The dollar fell to two-year lows against the euro and seven-month lows against the yen on Friday, bowed by ongoing concern over the U.S. current account gap and by weak U.S. stocks. 

The greenback has fallen 8.5 percent against the euro this year, declining four cents in just a month. It has lost nearly seven percent against the yen, raising concern that Japan could sell its currency again in a bid to help its exporters. 

"We're seeing further evidence that sentiment on the dollar has changed. We see parity (against the euro) by the end of the year," said Ryan Shea, senior international economist at BankOne. 

"The U.S. is still heavily reliant on overseas capital and this is turning fairly negative." 

At 1128 GMT, the dollar was trading at $0.9644 per euro, off a two-year low of $0.9669 as dealers booked profits on the single currency's sharp gains this week. 

The dollar fell more than three quarters of a percent to 122.27 yen, its lowest since November. 

The greenback was trading a touch above Thursday's 2-1/2 year lows against the Swiss franc of 1.52, even though the Swiss National Bank lowered its money market rate back below 1.0 percent only days after raising it. 

"Dollar weakness is still the flavor and there's no sign of the weak trend ending yet," said Russell Jones, head of foreign exchange research at Lehman Brothers 

The euro also succumbed to profit-taking against the yen, dipping to 118.12 yen after rising to a five-month high of 119.46 in Tokyo trade. 

MASSIVE DEFICIT 

Data on Thursday showed the U.S. current account deficit reached record levels in the first quarter, and U.S. stocks tumbled to new lows for the year following continuing tension in the Middle East and a number of corporate profit warnings. 

The fortunes of the dollar have been closely linked to those of ailing U.S. stocks in recent weeks, as investors lost their faith in the value of U.S. assets. 

"Everything is trading off equities now. European investors are buying less U.S. assets and it's enough to put pressure on the dollar because of the current account deficit," said Jesper Dannesboe, head of foreign exchange research at Dresdner Kleinwort Wasserstein. 

The dollar also hit 17-month lows against sterling of $1.5017. 

Dollar weakness was also pushing the London stock market lower as UK multinationals with big dollar earnings faced selling pressure. 
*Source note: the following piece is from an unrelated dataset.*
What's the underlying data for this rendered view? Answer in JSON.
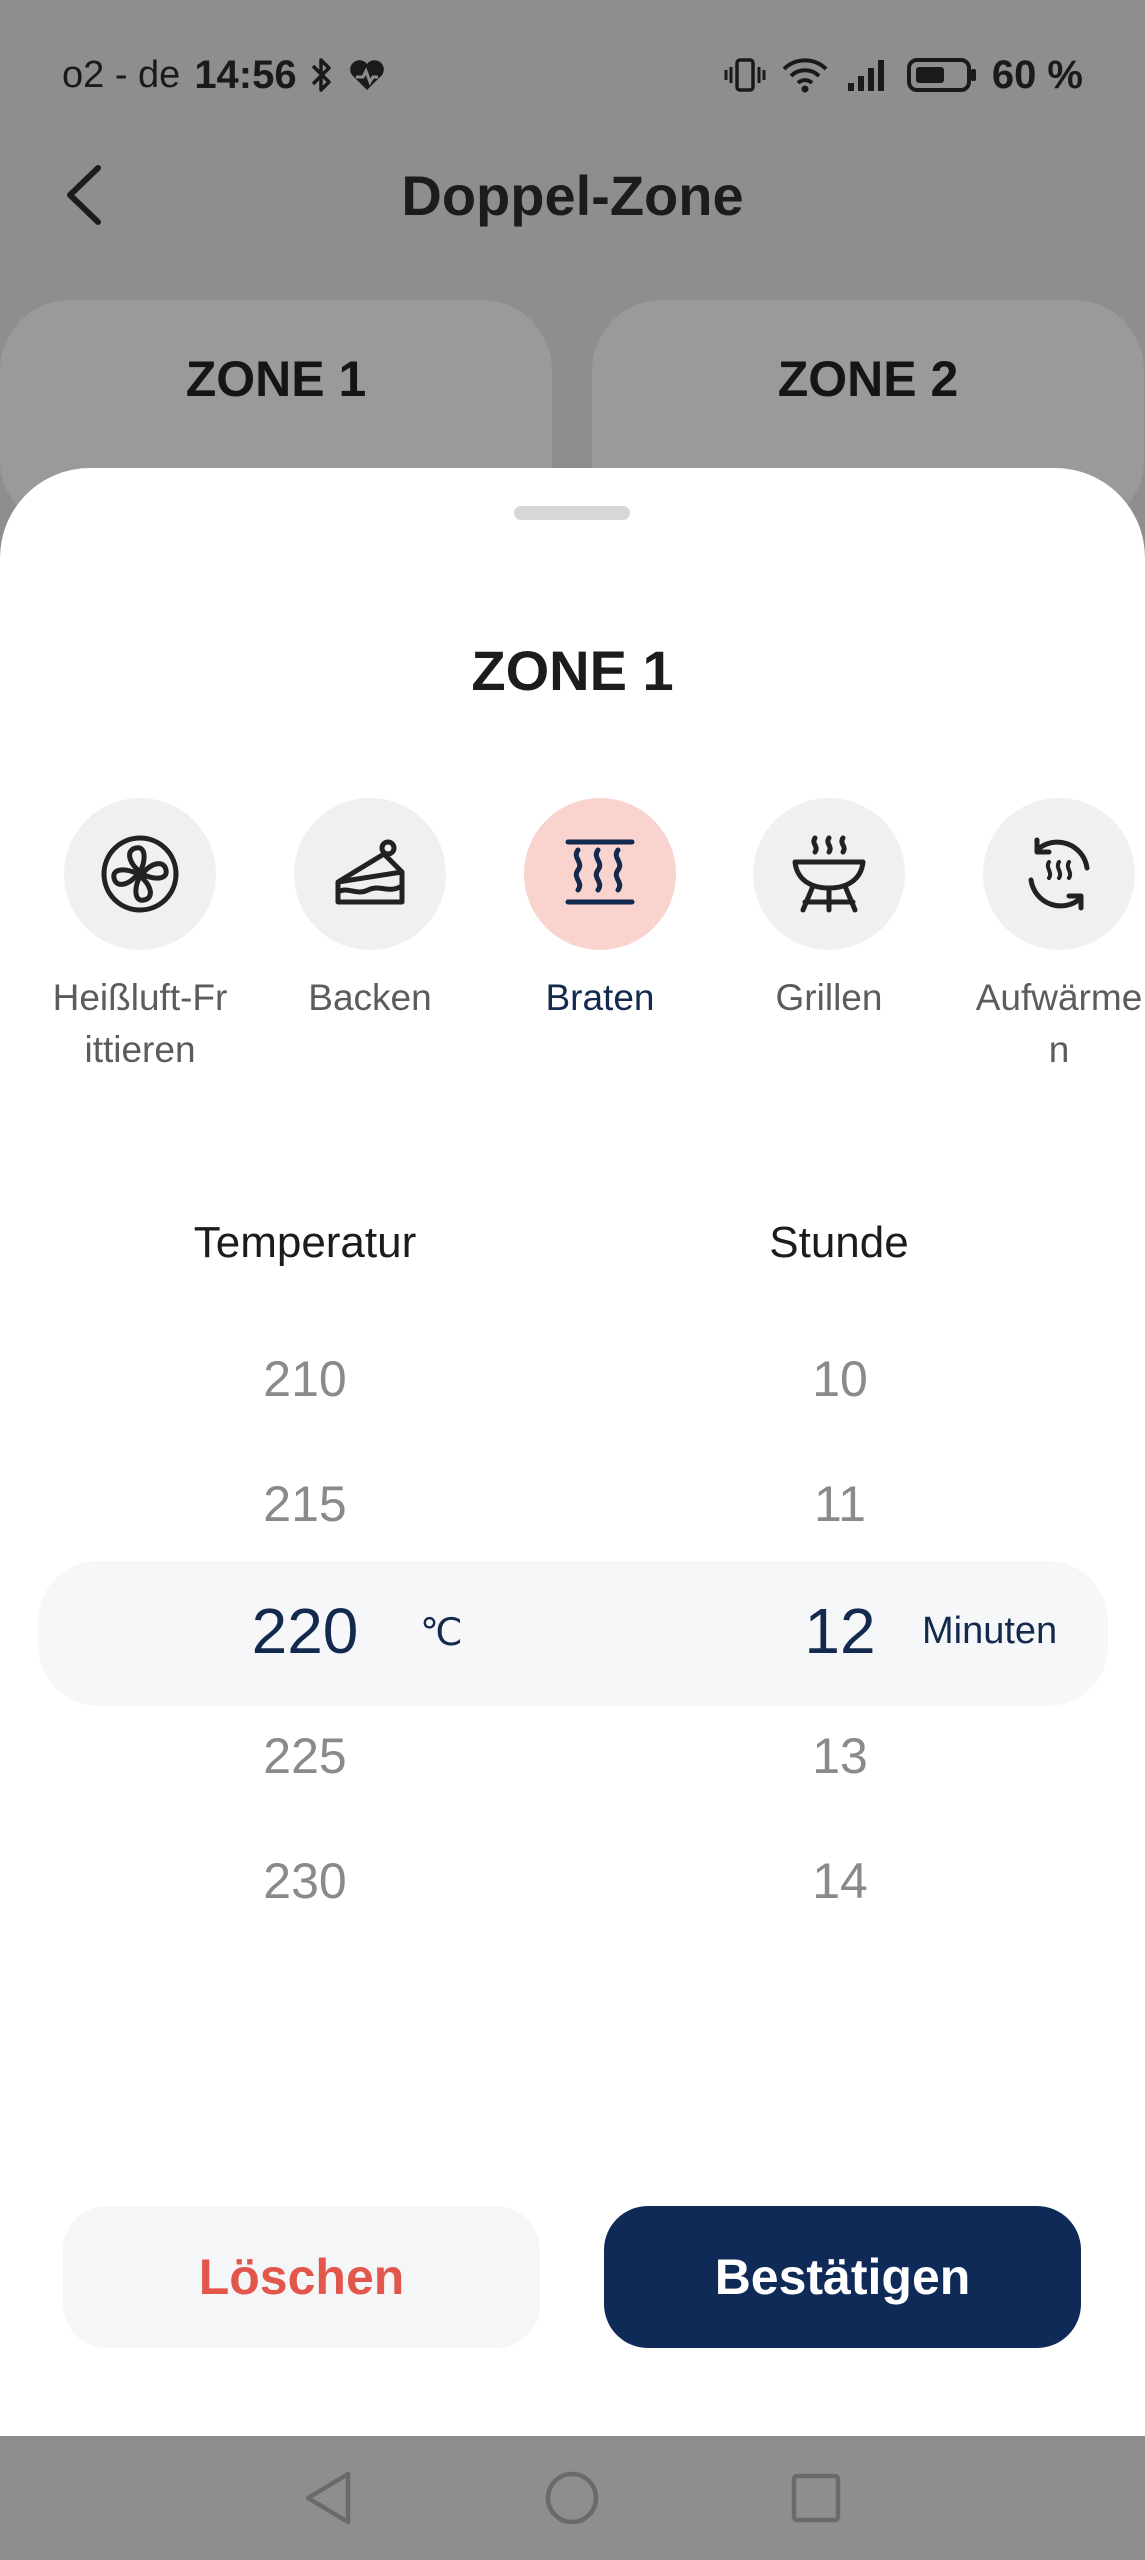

Traders said market conditions were thin in the aftermath of Brazil's win against England in the World Cup soccer quarter-final, and as the match between Germany and United States kicked off. 

TWITCHY ABOUT BOJ 

Sudden sharp upward moves in the dollar against the yen in both Tokyo and European trade sparked speculation that Japanese authorities may have conducted dollar-buying intervention, but traders put the moves down to nerves. 

Japan has sold yen on at least four days in the past few weeks to curb the currency's export-harming strength, most recently on June 4. 

But the dollar lost ground as dealers questioned Japan's willingness to intervene. 

"People want to sell the dollar because it is weak, but are very nervous about the Bank of Japan so they are getting very jittery," said a trader at a U.S. bank. 

Japan's top financial diplomat Haruhiko Kuroda said he was closely monitoring the forex market while Finance Minister Masajuro Shiokawa said he had a "bad feeling" about yen strength. 

Bank of Japan Governor Masaru Hayami said it was the dollar's broad-based decline that was behind the yen's rise. 

Earlier, senior Finance Ministry official Zembei Mizoguchi also said the ministry had not intervened in the market on Friday. 

"Interestingly the BOJ hasn't intervened where it last intervened and that confirms our view that they haven't drawn a line in the sand and they want to slow the pace of appreciation," said Dannesboe.